### Aim of the task
Could you say how many lines in the entries contain the string "Périphérique"? Give only that number.

Dataset rows for apps and sites
================
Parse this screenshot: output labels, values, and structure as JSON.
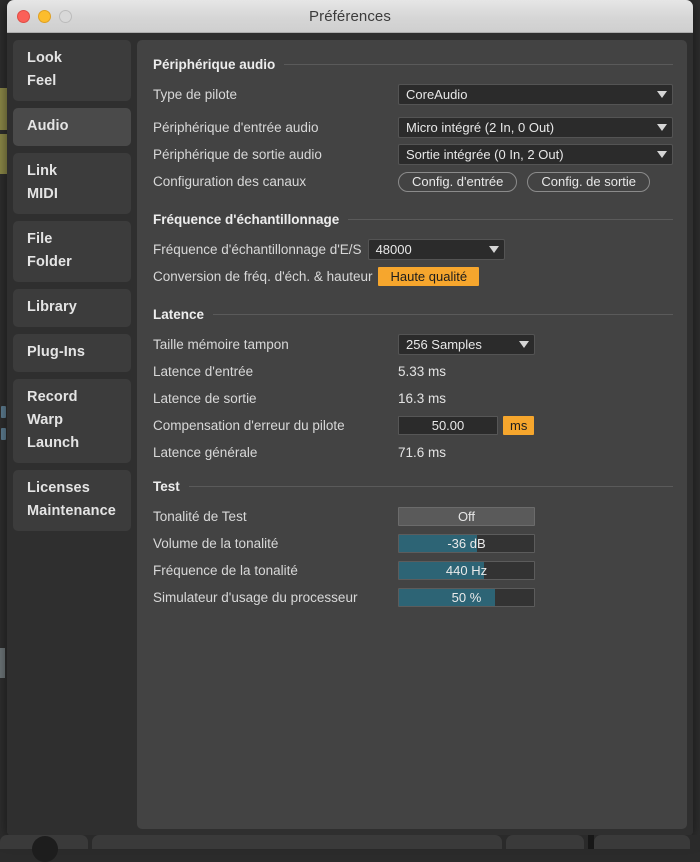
{
  "window": {
    "title": "Préférences",
    "traffic_lights": [
      "close-red",
      "minimize-yellow",
      "zoom-grey"
    ]
  },
  "sidebar": {
    "groups": [
      {
        "selected": false,
        "items": [
          "Look",
          "Feel"
        ]
      },
      {
        "selected": true,
        "items": [
          "Audio"
        ]
      },
      {
        "selected": false,
        "items": [
          "Link",
          "MIDI"
        ]
      },
      {
        "selected": false,
        "items": [
          "File",
          "Folder"
        ]
      },
      {
        "selected": false,
        "items": [
          "Library"
        ]
      },
      {
        "selected": false,
        "items": [
          "Plug-Ins"
        ]
      },
      {
        "selected": false,
        "items": [
          "Record",
          "Warp",
          "Launch"
        ]
      },
      {
        "selected": false,
        "items": [
          "Licenses",
          "Maintenance"
        ]
      }
    ]
  },
  "sections": {
    "audio_device": {
      "title": "Périphérique audio",
      "driver_type_label": "Type de pilote",
      "driver_type_value": "CoreAudio",
      "input_device_label": "Périphérique d'entrée audio",
      "input_device_value": "Micro intégré (2 In, 0 Out)",
      "output_device_label": "Périphérique de sortie audio",
      "output_device_value": "Sortie intégrée (0 In, 2 Out)",
      "channel_config_label": "Configuration des canaux",
      "input_config_button": "Config. d'entrée",
      "output_config_button": "Config. de sortie"
    },
    "sample_rate": {
      "title": "Fréquence d'échantillonnage",
      "io_rate_label": "Fréquence d'échantillonnage d'E/S",
      "io_rate_value": "48000",
      "conversion_label": "Conversion de fréq. d'éch. & hauteur",
      "conversion_value": "Haute qualité"
    },
    "latency": {
      "title": "Latence",
      "buffer_size_label": "Taille mémoire tampon",
      "buffer_size_value": "256 Samples",
      "input_latency_label": "Latence d'entrée",
      "input_latency_value": "5.33 ms",
      "output_latency_label": "Latence de sortie",
      "output_latency_value": "16.3 ms",
      "driver_error_label": "Compensation d'erreur du pilote",
      "driver_error_value": "50.00",
      "driver_error_unit": "ms",
      "overall_latency_label": "Latence générale",
      "overall_latency_value": "71.6 ms"
    },
    "test": {
      "title": "Test",
      "test_tone_label": "Tonalité de Test",
      "test_tone_value": "Off",
      "tone_volume_label": "Volume de la tonalité",
      "tone_volume_value": "-36 dB",
      "tone_volume_fill_pct": 58,
      "tone_frequency_label": "Fréquence de la tonalité",
      "tone_frequency_value": "440 Hz",
      "tone_frequency_fill_pct": 63,
      "cpu_usage_label": "Simulateur d'usage du processeur",
      "cpu_usage_value": "50 %",
      "cpu_usage_fill_pct": 71
    }
  },
  "colors": {
    "accent_orange": "#f6a62d",
    "slider_teal": "#2d6475",
    "panel_bg": "#434343",
    "sidebar_bg": "#3c3c3c",
    "sidebar_selected_bg": "#4a4a4a"
  }
}
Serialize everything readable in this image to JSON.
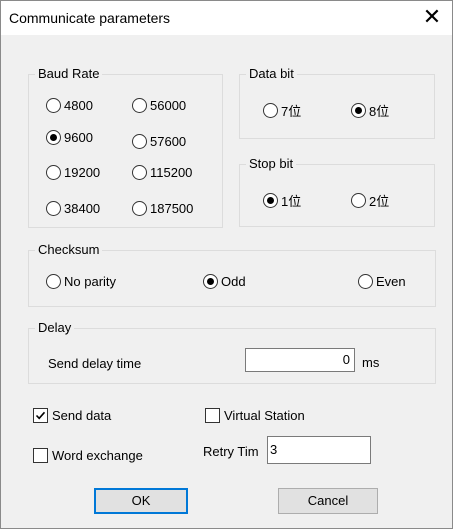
{
  "window": {
    "title": "Communicate parameters",
    "close_glyph": "✕"
  },
  "baud_rate": {
    "label": "Baud Rate",
    "options": [
      "4800",
      "56000",
      "9600",
      "57600",
      "19200",
      "115200",
      "38400",
      "187500"
    ],
    "selected": "9600"
  },
  "data_bit": {
    "label": "Data bit",
    "options": [
      "7位",
      "8位"
    ],
    "selected": "8位"
  },
  "stop_bit": {
    "label": "Stop bit",
    "options": [
      "1位",
      "2位"
    ],
    "selected": "1位"
  },
  "checksum": {
    "label": "Checksum",
    "options": [
      "No parity",
      "Odd",
      "Even"
    ],
    "selected": "Odd"
  },
  "delay": {
    "label": "Delay",
    "send_delay_label": "Send delay time",
    "send_delay_value": "0",
    "unit": "ms"
  },
  "options": {
    "send_data": {
      "label": "Send data",
      "checked": true
    },
    "virtual_station": {
      "label": "Virtual Station",
      "checked": false
    },
    "word_exchange": {
      "label": "Word exchange",
      "checked": false
    },
    "retry_label": "Retry Tim",
    "retry_value": "3"
  },
  "buttons": {
    "ok": "OK",
    "cancel": "Cancel"
  }
}
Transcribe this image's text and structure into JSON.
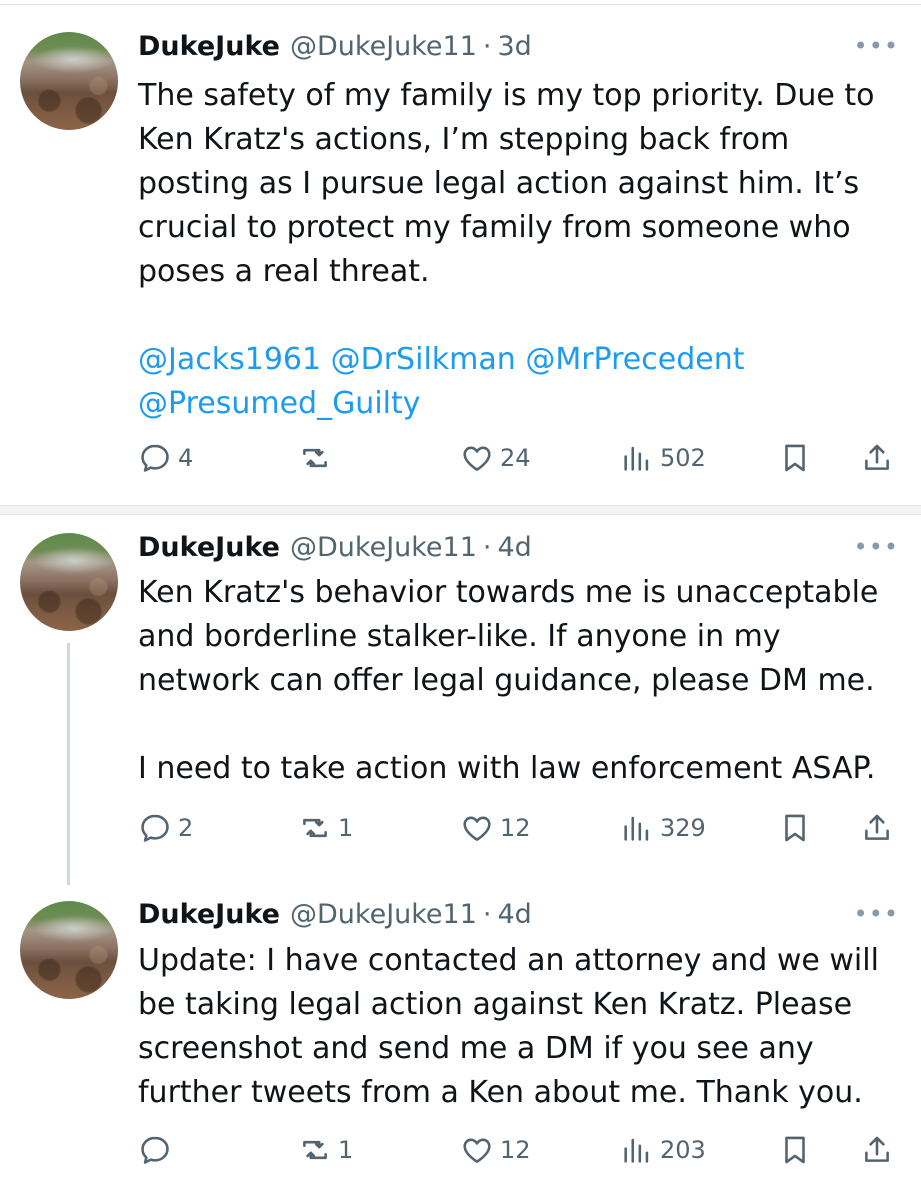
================
### Result of this task
3